Whatever the records say, repeat them exactly as given.

(Dataset excerpts)
↓↓↓

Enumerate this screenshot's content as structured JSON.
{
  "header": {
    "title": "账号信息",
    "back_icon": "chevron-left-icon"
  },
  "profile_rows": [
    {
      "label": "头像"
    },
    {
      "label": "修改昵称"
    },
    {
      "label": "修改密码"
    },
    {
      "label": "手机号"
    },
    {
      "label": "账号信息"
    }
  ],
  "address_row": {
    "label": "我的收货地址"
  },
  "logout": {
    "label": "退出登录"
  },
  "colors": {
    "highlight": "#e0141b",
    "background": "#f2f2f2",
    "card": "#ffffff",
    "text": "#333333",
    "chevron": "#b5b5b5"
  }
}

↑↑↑

Response below:
Enumerate this screenshot's content as structured JSON.
{
  "header": {
    "title": "账号信息",
    "back_icon": "chevron-left-icon"
  },
  "profile_rows": [
    {
      "label": "头像"
    },
    {
      "label": "修改昵称"
    },
    {
      "label": "修改密码"
    },
    {
      "label": "手机号"
    },
    {
      "label": "账号信息"
    }
  ],
  "address_row": {
    "label": "我的收货地址"
  },
  "logout": {
    "label": "退出登录"
  },
  "colors": {
    "highlight": "#e0141b",
    "background": "#f2f2f2",
    "card": "#ffffff",
    "text": "#333333",
    "chevron": "#b5b5b5"
  }
}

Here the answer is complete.